#### Required work
Return each line of the listing that has the word "episodes" in it.

#### Supplied records
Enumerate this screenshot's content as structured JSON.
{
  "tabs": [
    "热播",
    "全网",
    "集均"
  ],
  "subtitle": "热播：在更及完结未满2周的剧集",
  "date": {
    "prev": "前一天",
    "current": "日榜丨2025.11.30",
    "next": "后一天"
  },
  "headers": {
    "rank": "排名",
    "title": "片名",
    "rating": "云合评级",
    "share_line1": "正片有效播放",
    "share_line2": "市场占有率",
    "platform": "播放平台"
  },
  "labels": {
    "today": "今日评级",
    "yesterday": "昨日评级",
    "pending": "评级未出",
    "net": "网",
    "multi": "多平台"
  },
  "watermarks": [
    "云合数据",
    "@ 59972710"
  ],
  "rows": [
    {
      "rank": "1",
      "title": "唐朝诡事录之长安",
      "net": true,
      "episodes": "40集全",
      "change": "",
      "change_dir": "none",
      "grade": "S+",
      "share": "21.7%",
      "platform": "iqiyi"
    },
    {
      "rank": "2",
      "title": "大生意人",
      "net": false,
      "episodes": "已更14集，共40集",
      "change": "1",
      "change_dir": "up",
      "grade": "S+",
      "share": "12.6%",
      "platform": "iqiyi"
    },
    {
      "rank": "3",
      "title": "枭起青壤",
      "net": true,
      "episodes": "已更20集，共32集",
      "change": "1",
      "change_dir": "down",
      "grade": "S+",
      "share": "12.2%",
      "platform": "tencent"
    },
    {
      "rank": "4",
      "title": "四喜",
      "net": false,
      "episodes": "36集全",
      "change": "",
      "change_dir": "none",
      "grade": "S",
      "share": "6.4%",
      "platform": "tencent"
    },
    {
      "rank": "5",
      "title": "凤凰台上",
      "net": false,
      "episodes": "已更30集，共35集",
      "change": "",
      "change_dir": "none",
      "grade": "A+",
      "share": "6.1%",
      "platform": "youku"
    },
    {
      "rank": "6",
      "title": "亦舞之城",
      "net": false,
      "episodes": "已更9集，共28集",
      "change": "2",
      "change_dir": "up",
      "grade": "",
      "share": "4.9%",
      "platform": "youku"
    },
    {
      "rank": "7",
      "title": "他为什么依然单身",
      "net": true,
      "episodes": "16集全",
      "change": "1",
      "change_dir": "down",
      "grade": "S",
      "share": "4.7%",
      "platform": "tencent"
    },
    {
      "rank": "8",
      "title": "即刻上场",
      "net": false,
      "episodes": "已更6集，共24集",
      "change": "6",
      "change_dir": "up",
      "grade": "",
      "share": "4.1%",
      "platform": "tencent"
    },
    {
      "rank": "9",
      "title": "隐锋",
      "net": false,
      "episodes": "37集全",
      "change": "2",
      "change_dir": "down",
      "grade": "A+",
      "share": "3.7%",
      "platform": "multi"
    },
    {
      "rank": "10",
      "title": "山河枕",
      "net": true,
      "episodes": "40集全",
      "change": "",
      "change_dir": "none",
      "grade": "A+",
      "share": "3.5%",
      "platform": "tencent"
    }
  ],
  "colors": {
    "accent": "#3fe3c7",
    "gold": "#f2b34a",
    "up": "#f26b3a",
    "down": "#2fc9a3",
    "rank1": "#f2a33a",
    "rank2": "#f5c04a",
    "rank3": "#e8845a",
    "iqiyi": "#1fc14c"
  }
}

#### Task output
      "episodes": "40集全",
      "episodes": "已更14集，共40集",
      "episodes": "已更20集，共32集",
      "episodes": "36集全",
      "episodes": "已更30集，共35集",
      "episodes": "已更9集，共28集",
      "episodes": "16集全",
      "episodes": "已更6集，共24集",
      "episodes": "37集全",
      "episodes": "40集全",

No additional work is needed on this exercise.